Gandhi had launched any number of agitations and civil disobedience movements, but the Raj remained entrenched. This was because support from the Princely and maharajah lobby that had sided with the English. In addition the British had their beck and call a trained and battle hardened army which if required could put down any rebellion. In fact this army was the backbone of the Raj. However things began to change from 1939 onwards. That was the year when the Second World War was unleashed by Hitler. Hitler quickly over ran Europe and his allies the Japanese opened a front against the English in the East.
The result was the defeat of British arms in Singapore and Burma and soon the Imperial army was at the gates of India. The British at this time had to expand the Indian army which soon numbered 2.5 million men. In addition this army which was expanded very fast could not be fully indoctrinated in the essence of the values of the Raj. The Army was used against the Germans in Africa and more important it did the bulk of fighting against the Japanese. At that time the factor of Subhas Bose and his INA emerged. Bose began to appeal to soldiers of the Indian army to desert and join him with his famous war cry ‘Delhi Chalo’ (onwards to Delhi. Though as a percentage very few Indian soldiers defected, yet the numbers that went over to Bose made a big dent in the Psyche of the British. It dawned on them that perhaps the army was not entirely reliable. After the war the British put the INA officers on trial in the Red fort. But the result was bad from the British angle as an undercurrent of unrest spread in the Army.
At about the same time the Royal Indian Navy mutinied at Bombay and the British were soon at a loss as to what to do. There was no doubt that the instrument that helped their rule in India was no longer reliable.

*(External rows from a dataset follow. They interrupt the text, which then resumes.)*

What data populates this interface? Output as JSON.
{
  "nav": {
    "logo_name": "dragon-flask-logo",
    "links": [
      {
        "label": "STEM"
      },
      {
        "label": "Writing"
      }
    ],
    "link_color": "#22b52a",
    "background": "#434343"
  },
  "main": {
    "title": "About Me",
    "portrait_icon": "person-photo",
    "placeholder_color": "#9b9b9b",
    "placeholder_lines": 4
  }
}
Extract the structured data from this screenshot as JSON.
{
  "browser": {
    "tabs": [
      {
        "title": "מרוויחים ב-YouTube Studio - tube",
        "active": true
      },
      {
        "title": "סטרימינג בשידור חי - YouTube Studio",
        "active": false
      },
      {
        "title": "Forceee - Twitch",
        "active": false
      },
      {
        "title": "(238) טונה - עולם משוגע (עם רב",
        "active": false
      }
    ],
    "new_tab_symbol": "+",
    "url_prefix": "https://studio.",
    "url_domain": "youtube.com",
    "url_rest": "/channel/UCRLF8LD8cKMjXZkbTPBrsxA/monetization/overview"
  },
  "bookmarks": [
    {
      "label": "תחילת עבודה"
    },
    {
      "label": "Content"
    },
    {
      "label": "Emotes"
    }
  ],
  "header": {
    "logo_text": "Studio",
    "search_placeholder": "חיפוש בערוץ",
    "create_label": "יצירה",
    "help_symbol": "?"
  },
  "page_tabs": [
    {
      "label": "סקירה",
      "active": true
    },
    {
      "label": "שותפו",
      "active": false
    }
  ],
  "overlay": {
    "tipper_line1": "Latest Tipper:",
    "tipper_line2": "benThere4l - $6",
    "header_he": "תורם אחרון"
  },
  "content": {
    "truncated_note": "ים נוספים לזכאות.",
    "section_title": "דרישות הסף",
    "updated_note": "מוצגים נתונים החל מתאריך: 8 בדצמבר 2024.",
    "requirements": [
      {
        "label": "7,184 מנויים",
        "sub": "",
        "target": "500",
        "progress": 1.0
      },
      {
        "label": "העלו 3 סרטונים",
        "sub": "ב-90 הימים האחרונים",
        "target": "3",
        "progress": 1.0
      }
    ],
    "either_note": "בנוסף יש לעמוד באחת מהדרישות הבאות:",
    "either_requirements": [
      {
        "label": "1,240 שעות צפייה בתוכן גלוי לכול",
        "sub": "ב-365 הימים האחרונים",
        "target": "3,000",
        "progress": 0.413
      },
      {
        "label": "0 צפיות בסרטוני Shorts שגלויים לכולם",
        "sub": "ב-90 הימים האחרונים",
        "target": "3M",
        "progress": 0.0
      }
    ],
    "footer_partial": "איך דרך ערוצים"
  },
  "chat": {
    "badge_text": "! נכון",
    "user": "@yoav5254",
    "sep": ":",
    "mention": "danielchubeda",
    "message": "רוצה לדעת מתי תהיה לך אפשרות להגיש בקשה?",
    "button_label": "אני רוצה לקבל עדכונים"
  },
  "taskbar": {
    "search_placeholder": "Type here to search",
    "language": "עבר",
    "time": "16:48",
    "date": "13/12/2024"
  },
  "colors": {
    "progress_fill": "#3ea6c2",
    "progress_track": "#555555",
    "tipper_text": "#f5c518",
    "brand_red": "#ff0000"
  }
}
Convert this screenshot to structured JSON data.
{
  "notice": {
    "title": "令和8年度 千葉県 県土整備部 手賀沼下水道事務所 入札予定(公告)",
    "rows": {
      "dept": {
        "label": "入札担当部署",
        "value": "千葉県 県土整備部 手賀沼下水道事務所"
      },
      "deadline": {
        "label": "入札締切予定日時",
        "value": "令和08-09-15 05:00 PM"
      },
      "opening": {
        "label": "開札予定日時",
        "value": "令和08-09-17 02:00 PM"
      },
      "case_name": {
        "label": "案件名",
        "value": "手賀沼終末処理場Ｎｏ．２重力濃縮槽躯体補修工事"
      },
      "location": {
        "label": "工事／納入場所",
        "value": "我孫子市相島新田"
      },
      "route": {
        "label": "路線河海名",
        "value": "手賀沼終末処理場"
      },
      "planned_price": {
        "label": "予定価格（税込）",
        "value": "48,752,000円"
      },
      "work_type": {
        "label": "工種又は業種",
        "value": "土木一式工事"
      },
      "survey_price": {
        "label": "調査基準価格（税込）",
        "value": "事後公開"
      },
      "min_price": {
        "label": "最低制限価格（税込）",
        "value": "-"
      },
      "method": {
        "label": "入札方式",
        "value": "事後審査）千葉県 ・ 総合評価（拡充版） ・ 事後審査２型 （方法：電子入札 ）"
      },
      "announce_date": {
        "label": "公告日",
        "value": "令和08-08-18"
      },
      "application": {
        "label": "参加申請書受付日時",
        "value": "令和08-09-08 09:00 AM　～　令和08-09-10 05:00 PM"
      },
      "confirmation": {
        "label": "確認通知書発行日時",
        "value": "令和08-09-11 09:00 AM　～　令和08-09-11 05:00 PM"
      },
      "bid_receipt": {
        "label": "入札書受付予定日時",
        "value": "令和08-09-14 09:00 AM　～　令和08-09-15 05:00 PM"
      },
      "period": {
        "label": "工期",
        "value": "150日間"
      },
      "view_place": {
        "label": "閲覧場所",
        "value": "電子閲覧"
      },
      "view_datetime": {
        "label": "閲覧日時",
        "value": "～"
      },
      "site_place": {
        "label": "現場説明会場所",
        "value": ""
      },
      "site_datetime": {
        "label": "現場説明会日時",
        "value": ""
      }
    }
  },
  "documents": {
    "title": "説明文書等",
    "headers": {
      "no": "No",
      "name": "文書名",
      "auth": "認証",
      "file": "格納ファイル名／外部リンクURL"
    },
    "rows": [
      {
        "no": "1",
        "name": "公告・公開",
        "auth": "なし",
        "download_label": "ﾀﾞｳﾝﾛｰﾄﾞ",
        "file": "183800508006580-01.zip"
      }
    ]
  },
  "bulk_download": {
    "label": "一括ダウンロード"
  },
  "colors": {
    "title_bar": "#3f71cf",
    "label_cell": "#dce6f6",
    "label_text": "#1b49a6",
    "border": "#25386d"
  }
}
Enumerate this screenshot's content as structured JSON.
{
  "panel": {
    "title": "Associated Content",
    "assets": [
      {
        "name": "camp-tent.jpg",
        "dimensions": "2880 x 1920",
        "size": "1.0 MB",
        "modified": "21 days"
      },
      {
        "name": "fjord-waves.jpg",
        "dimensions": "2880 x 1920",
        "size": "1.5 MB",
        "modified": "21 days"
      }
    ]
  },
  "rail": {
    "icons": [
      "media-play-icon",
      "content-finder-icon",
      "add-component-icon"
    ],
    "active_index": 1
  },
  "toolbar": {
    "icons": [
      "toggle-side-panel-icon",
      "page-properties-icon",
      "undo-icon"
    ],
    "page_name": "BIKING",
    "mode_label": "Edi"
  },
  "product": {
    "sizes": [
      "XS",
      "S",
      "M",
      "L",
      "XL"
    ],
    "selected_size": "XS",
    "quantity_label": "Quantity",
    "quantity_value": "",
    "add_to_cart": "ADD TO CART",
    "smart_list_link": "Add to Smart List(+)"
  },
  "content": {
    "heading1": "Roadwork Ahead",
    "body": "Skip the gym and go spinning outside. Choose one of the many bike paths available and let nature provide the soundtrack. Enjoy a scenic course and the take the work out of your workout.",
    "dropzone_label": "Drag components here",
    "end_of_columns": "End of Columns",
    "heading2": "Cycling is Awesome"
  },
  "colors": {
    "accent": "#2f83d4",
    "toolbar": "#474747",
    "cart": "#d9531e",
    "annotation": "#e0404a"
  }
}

In addition the war had sapped the English economy and England at home was economically in dire straits. Hence it was a no go for the English. Gentlemen as ever they exited from India gracefully. In real terms Gandhi and his agitations had no effect. He was only a side show